Verse 22: The faith which you have, have as your own conviction before God. Happy is he who does not condemn himself in what he approves. Donít spend your life telling others your stance on secondary issues as if your weakness of faith is Godís standard, and then try and force your convictions on another. A strong believer can also be happy in his private enjoyment because he knows that neither is he violating Godís will, nor his weaker brotherís conscience.

Verse 23: However, he who doubts is condemned if he eats. The weak brother who eats something that he believes he should not eat stands condemned by his own conscience and by God. If a person does what he believes to be wrong, even though it is not wrong in itself, it becomes sin for him. Because his eating is not from faith; and whatever is not from faith is sin. He has violated what he believes to be Godís will. His action has become an act of rebellion against God for him. The point is, we do not want to manage the affairs of Godís household without regard for the spiritual growth and maturity required by God for his family. Judging preferences rather than moral biblical responsibilities is unacceptable.


So What?

Here are five considerations to keep in mind about being a stumbling block:

1. If someone is saying this is wrong because of what it might lead to, that is not a basis for being a stumbling block.

2. If someone objects to it because it might offend others, then it is not a stumbling block to him. He should point out who this is a stumbling block for, and that person should be consulted to see if indeed your action is a stumbling block.

3. If someone says the action does cause him to stumble (like alcohol around an alcoholic), then: It is good not to eat meat or to drink wine, or to do anything by which your brother stumbles (14:21).

4. We must always live according to our faith at the moment, whatever is not from faith is sin (14:23). If we donít live by our faith, then our faith is not real.

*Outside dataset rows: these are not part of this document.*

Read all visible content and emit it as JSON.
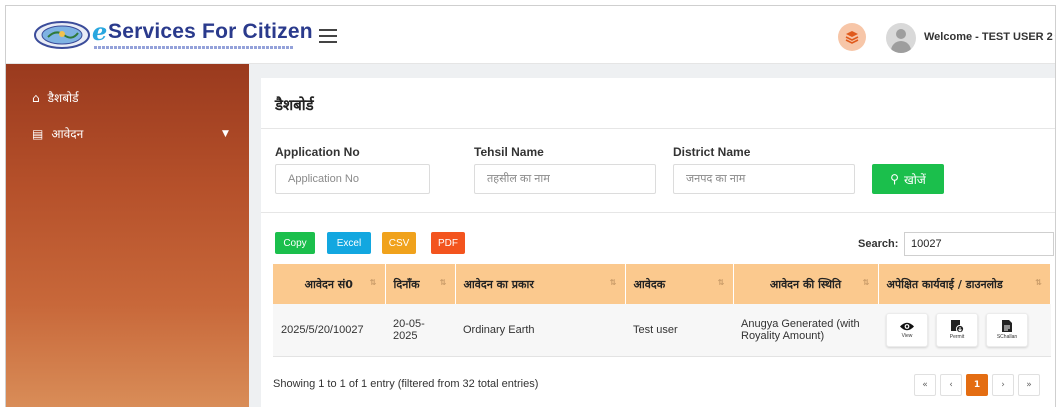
{
  "header": {
    "brand_e": "e",
    "brand_text": "Services For Citizen",
    "welcome": "Welcome - TEST USER 2",
    "icons": {
      "logo": "emblem-logo",
      "menu": "hamburger-icon",
      "layers": "layers-icon",
      "avatar": "user-avatar-icon"
    },
    "accent": "#2a3a8c"
  },
  "sidebar": {
    "items": [
      {
        "label": "डैशबोर्ड",
        "icon": "home-icon"
      },
      {
        "label": "आवेदन",
        "icon": "list-icon"
      }
    ]
  },
  "main": {
    "title": "डैशबोर्ड",
    "filters": {
      "application_no": {
        "label": "Application No",
        "placeholder": "Application No"
      },
      "tehsil": {
        "label": "Tehsil Name",
        "placeholder": "तहसील का नाम"
      },
      "district": {
        "label": "District Name",
        "placeholder": "जनपद का नाम"
      },
      "search_button": "खोजें"
    },
    "export_buttons": [
      {
        "label": "Copy",
        "color": "#1bbf4c"
      },
      {
        "label": "Excel",
        "color": "#12a7e0"
      },
      {
        "label": "CSV",
        "color": "#f0a21c"
      },
      {
        "label": "PDF",
        "color": "#f3541e"
      }
    ],
    "search": {
      "label": "Search:",
      "value": "10027"
    },
    "table": {
      "columns": [
        "आवेदन सं0",
        "दिनाँक",
        "आवेदन का प्रकार",
        "आवेदक",
        "आवेदन की स्थिति",
        "अपेक्षित कार्यवाई / डाउनलोड"
      ],
      "rows": [
        {
          "app_no": "2025/5/20/10027",
          "date": "20-05-2025",
          "type": "Ordinary Earth",
          "applicant": "Test user",
          "status": "Anugya Generated (with Royality Amount)",
          "actions": [
            {
              "label": "View",
              "icon": "eye-icon"
            },
            {
              "label": "Permit",
              "icon": "permit-download-icon"
            },
            {
              "label": "SChallan",
              "icon": "document-icon"
            }
          ]
        }
      ]
    },
    "info": "Showing 1 to 1 of 1 entry (filtered from 32 total entries)",
    "pagination": {
      "first": "«",
      "prev": "‹",
      "current": "1",
      "next": "›",
      "last": "»"
    }
  }
}
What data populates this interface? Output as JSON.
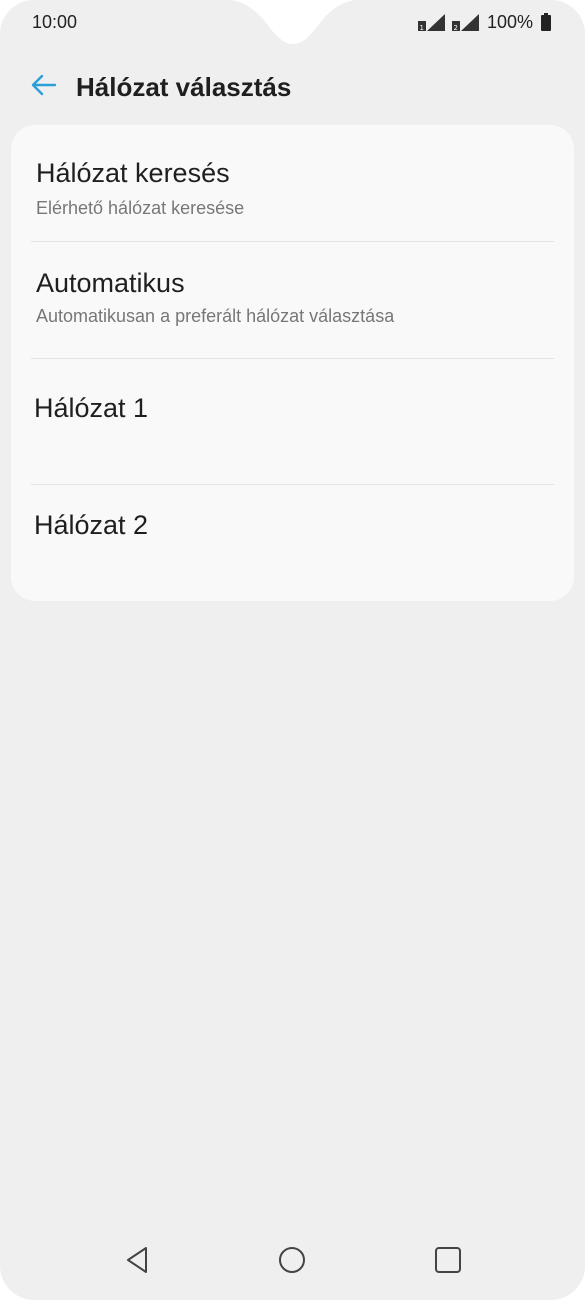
{
  "status_bar": {
    "time": "10:00",
    "battery_percent": "100%",
    "sim1_icon": "sim-signal-icon",
    "sim2_icon": "sim-signal-icon",
    "battery_icon": "battery-full-icon"
  },
  "app_bar": {
    "back_icon": "arrow-left-icon",
    "title": "Hálózat választás",
    "accent_color": "#2a9fd8"
  },
  "items": [
    {
      "title": "Hálózat keresés",
      "subtitle": "Elérhető hálózat keresése"
    },
    {
      "title": "Automatikus",
      "subtitle": "Automatikusan a preferált hálózat választása"
    },
    {
      "title": "Hálózat 1"
    },
    {
      "title": "Hálózat 2"
    }
  ],
  "nav_bar": {
    "back_icon": "triangle-back-icon",
    "home_icon": "circle-home-icon",
    "recents_icon": "square-recents-icon"
  }
}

5. Living by our faith does not mean we leave our faith as is. We should continually examine our faith to see if it is true to the Word of God. Then adjust as we learn more about our Christian liberty.